Task brief
Examine the records and identify each line that includes the string "Potability". Copy those lines.
─── Dataset extract ───
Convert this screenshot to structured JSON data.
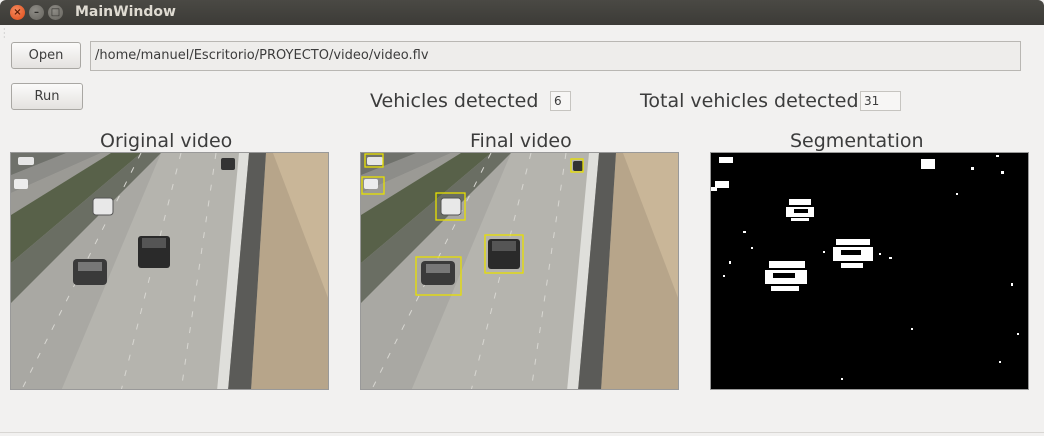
{
  "window": {
    "title": "MainWindow",
    "controls": {
      "close": "×",
      "minimize": "–",
      "maximize": "□"
    }
  },
  "toolbar": {
    "open_label": "Open",
    "run_label": "Run",
    "path_value": "/home/manuel/Escritorio/PROYECTO/video/video.flv"
  },
  "stats": {
    "vehicles_label": "Vehicles detected",
    "vehicles_value": "6",
    "total_label": "Total vehicles detected",
    "total_value": "31"
  },
  "panels": {
    "original_title": "Original video",
    "final_title": "Final video",
    "segmentation_title": "Segmentation"
  },
  "colors": {
    "detection_box": "#e8e000",
    "close_button": "#df4a16",
    "titlebar": "#3c3b37"
  }
}
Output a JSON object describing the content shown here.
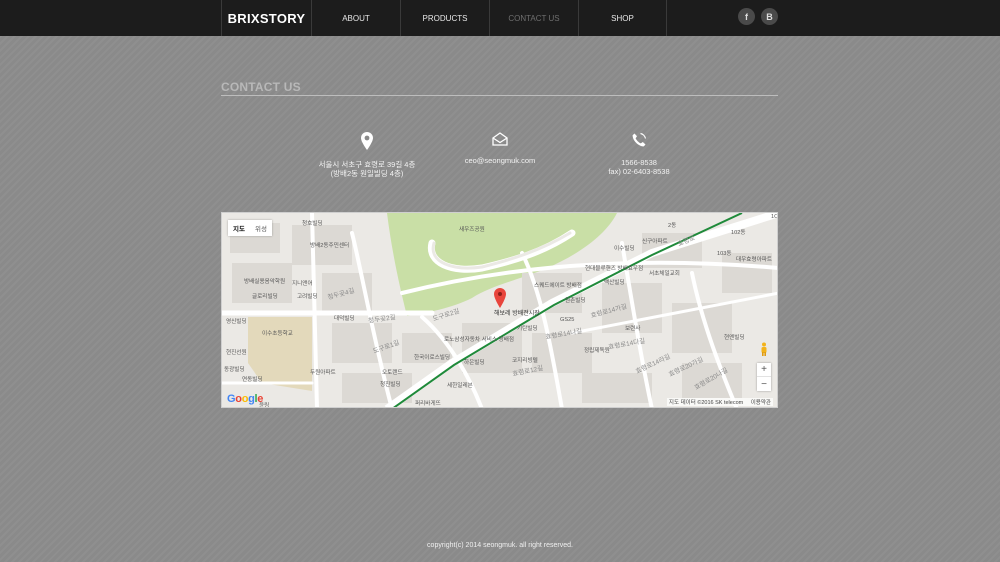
{
  "header": {
    "brand": "BRIXSTORY",
    "menu": [
      "ABOUT",
      "PRODUCTS",
      "CONTACT US",
      "SHOP"
    ],
    "active_menu": "CONTACT US",
    "social": [
      "f",
      "B"
    ]
  },
  "section": {
    "title": "CONTACT US"
  },
  "contacts": {
    "address": {
      "line1": "서울시 서초구 효령로 39길 4층",
      "line2": "(방배2동 원일빌딩 4층)"
    },
    "email": {
      "line1": "ceo@seongmuk.com"
    },
    "phone": {
      "line1": "1566-8538",
      "line2": "fax) 02-6403-8538"
    }
  },
  "map": {
    "tabs": [
      "지도",
      "위성"
    ],
    "active_tab": "지도",
    "zoom_in": "+",
    "zoom_out": "−",
    "logo": "Google",
    "attribution": "지도 데이터 ©2016 SK telecom",
    "terms": "이용약관",
    "place_label": "해보레 방배전시장",
    "pois": [
      "청호빌딩",
      "방배2동주민센터",
      "방배실용음악학원",
      "지니앤어",
      "글로리빌딩",
      "고려빌딩",
      "영신빌딩",
      "이수초등학교",
      "현진선원",
      "동광빌딩",
      "연동빌딩",
      "대덕빌딩",
      "두원아파트",
      "오토랜드",
      "청진빌딩",
      "한국이로스빌딩",
      "로노삼성자동차 서비스 방배점",
      "하은빌딩",
      "세한일레븐",
      "퍼리바게뜨",
      "기탄빌딩",
      "코지리빙텔",
      "스퀘드에이트 방배점",
      "원촌빌딩",
      "GS25",
      "현대블루핸즈 방배효우점",
      "백산빌딩",
      "보련사",
      "정립제독원",
      "서초체일교회",
      "신구아파트",
      "대우효령아파트",
      "현엔빌딩",
      "이수빌딩",
      "새우즈공원",
      "103동",
      "102동",
      "2동",
      "1C",
      "윤링",
      "효령로",
      "청두곶4길",
      "청두곶2길",
      "도구로1길",
      "도구로2길",
      "효령로12길",
      "효령로14나길",
      "효령로14가길",
      "효령로14다길",
      "효령로14라길",
      "효령로20가길",
      "효령로20나길",
      "효령로20다길",
      "효령로18길",
      "효령로14라길",
      "도구로6길",
      "효령로7길",
      "청두곶6길",
      "청두곶길",
      "도구로8길",
      "효령로12길",
      "효령로14다길",
      "효령로20다길",
      "효령로24길",
      "효령로20길",
      "도구로3길",
      "효령로14다",
      "효령로8길",
      "효령로4길"
    ]
  },
  "footer": {
    "copyright": "copyright(c) 2014 seongmuk. all right reserved."
  },
  "colors": {
    "header_bg": "#1c1c1c",
    "page_bg": "#8a8a8a",
    "subway_line": "#1f8a3a",
    "park": "#c9dfa6",
    "school": "#e3d9bb",
    "pin": "#e8453c"
  }
}
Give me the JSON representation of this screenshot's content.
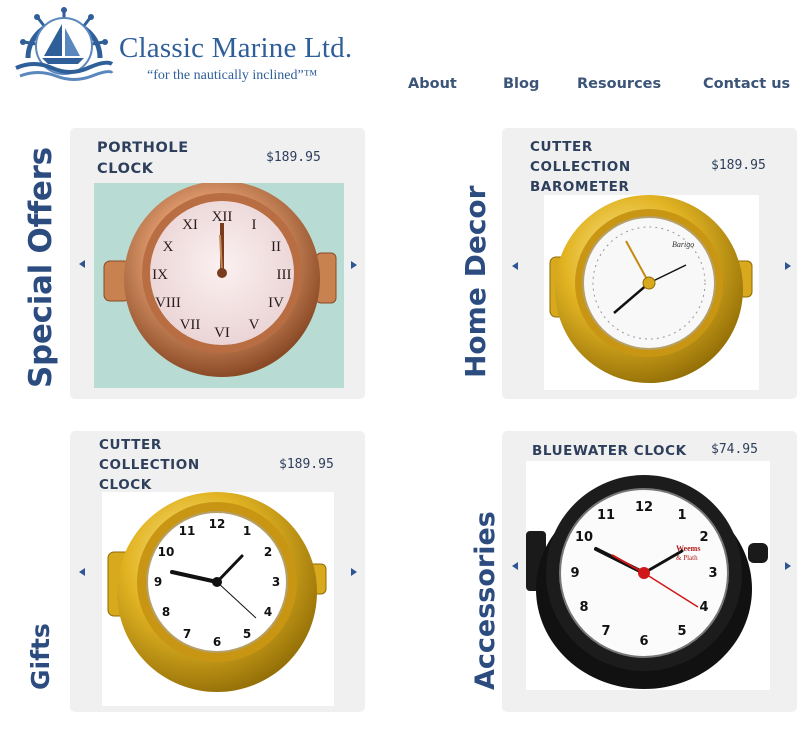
{
  "brand": {
    "name": "Classic Marine Ltd.",
    "tagline": "“for the nautically inclined”™",
    "color": "#2f5f99"
  },
  "nav": {
    "about": "About",
    "blog": "Blog",
    "resources": "Resources",
    "contact": "Contact us"
  },
  "sections": {
    "special_offers": "Special Offers",
    "home_decor": "Home Decor",
    "gifts": "Gifts",
    "accessories": "Accessories"
  },
  "products": [
    {
      "name": "PORTHOLE\nCLOCK",
      "price": "$189.95",
      "image": "rose-gold porthole clock with roman numerals"
    },
    {
      "name": "CUTTER\nCOLLECTION\nBAROMETER",
      "price": "$189.95",
      "image": "brass porthole barometer"
    },
    {
      "name": "CUTTER\nCOLLECTION\nCLOCK",
      "price": "$189.95",
      "image": "brass porthole clock"
    },
    {
      "name": "BLUEWATER CLOCK",
      "price": "$74.95",
      "image": "black bluewater clock"
    }
  ],
  "colors": {
    "card_bg": "#f0f0f0",
    "heading": "#2c4c80",
    "arrow": "#2f5594"
  }
}
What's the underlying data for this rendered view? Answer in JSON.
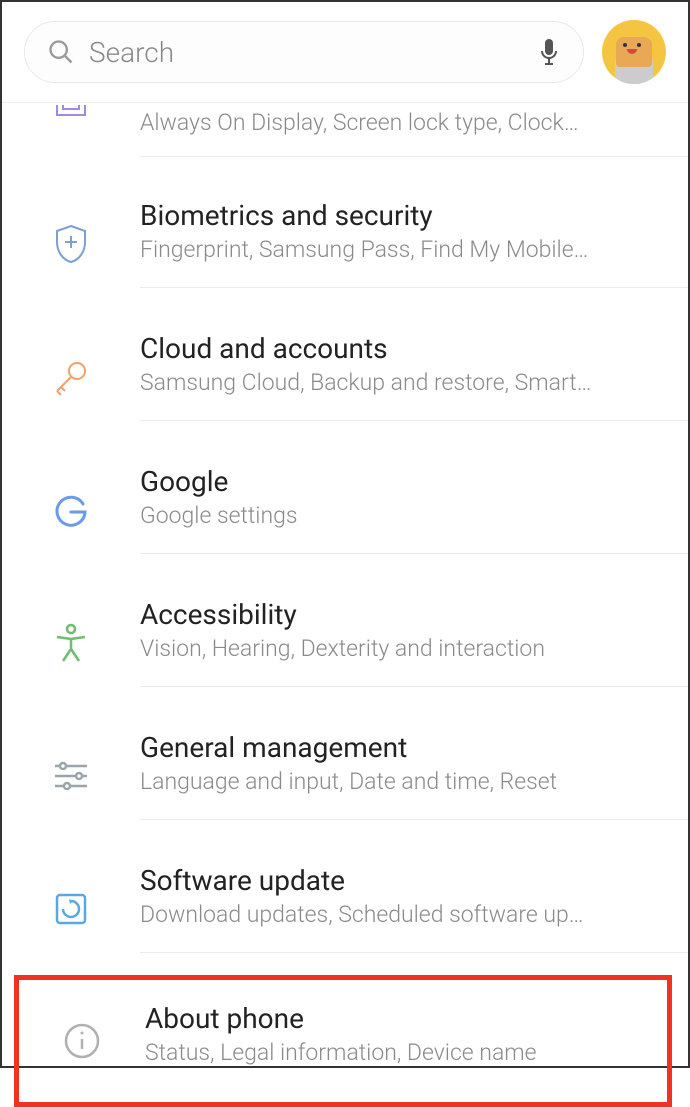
{
  "search": {
    "placeholder": "Search"
  },
  "items": [
    {
      "title": "",
      "subtitle": "Always On Display, Screen lock type, Clock…"
    },
    {
      "title": "Biometrics and security",
      "subtitle": "Fingerprint, Samsung Pass, Find My Mobile…"
    },
    {
      "title": "Cloud and accounts",
      "subtitle": "Samsung Cloud, Backup and restore, Smart…"
    },
    {
      "title": "Google",
      "subtitle": "Google settings"
    },
    {
      "title": "Accessibility",
      "subtitle": "Vision, Hearing, Dexterity and interaction"
    },
    {
      "title": "General management",
      "subtitle": "Language and input, Date and time, Reset"
    },
    {
      "title": "Software update",
      "subtitle": "Download updates, Scheduled software up…"
    },
    {
      "title": "About phone",
      "subtitle": "Status, Legal information, Device name"
    }
  ],
  "colors": {
    "lockscreen": "#a18be0",
    "biometrics": "#7aa0d4",
    "cloud": "#f0a16b",
    "google": "#6a9ae8",
    "accessibility": "#7fc97f",
    "general": "#9aa5ab",
    "software": "#5aa8e0",
    "about": "#b0b0b0",
    "highlight": "#e32"
  }
}
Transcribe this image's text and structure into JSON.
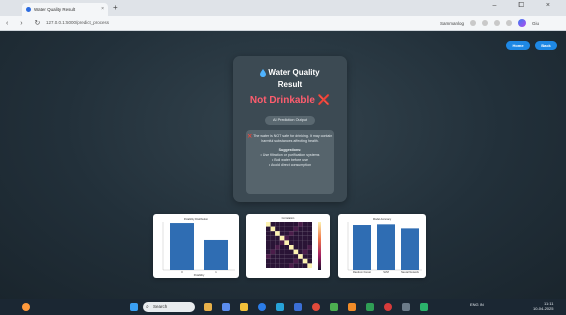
{
  "browser": {
    "tab_title": "Water Quality Result",
    "tab_close": "×",
    "new_tab": "+",
    "url": "127.0.0.1:5000/predict_process",
    "window_controls": "–  ⧠  ×",
    "nav_icons": "‹ › ↻",
    "right_tools": "Sammanlog",
    "profile": "Giu"
  },
  "header": {
    "home_label": "Home",
    "back_label": "Back",
    "accent": "#1e88e5"
  },
  "result": {
    "title_line1": "Water Quality",
    "title_line2": "Result",
    "verdict": "Not Drinkable ❌",
    "prediction_button": "AI Prediction Output",
    "warning": "❌ The water is NOT safe for drinking. It may contain harmful substances affecting health.",
    "suggestions_heading": "Suggestions:",
    "suggestions": [
      "• Use filtration or purification systems",
      "• Boil water before use",
      "• Avoid direct consumption"
    ]
  },
  "charts": [
    {
      "name": "class-distribution-chart",
      "title": "Potability Distribution",
      "xlabel": "Potability",
      "categories": [
        "0",
        "1"
      ]
    },
    {
      "name": "correlation-heatmap",
      "title": "Correlation"
    },
    {
      "name": "model-accuracy-chart",
      "title": "Model Accuracy",
      "categories": [
        "Random Forest",
        "SVM",
        "Neural Network"
      ]
    }
  ],
  "chart_data": [
    {
      "type": "bar",
      "title": "Potability Distribution",
      "categories": [
        "0",
        "1"
      ],
      "values": [
        1998,
        1278
      ],
      "ylim": [
        0,
        2000
      ],
      "xlabel": "Potability"
    },
    {
      "type": "heatmap",
      "title": "Correlation",
      "size": 10
    },
    {
      "type": "bar",
      "title": "Model Accuracy",
      "categories": [
        "Random Forest",
        "SVM",
        "Neural Network"
      ],
      "values": [
        0.67,
        0.68,
        0.62
      ],
      "ylim": [
        0,
        0.7
      ]
    }
  ],
  "taskbar": {
    "search_placeholder": "Search",
    "tray_text": "ENG IN",
    "time": "11:11",
    "date": "10-04-2025"
  }
}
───
Expected output
      "title": "Potability Distribution",
      "xlabel": "Potability",
      "title": "Potability Distribution",
      "xlabel": "Potability"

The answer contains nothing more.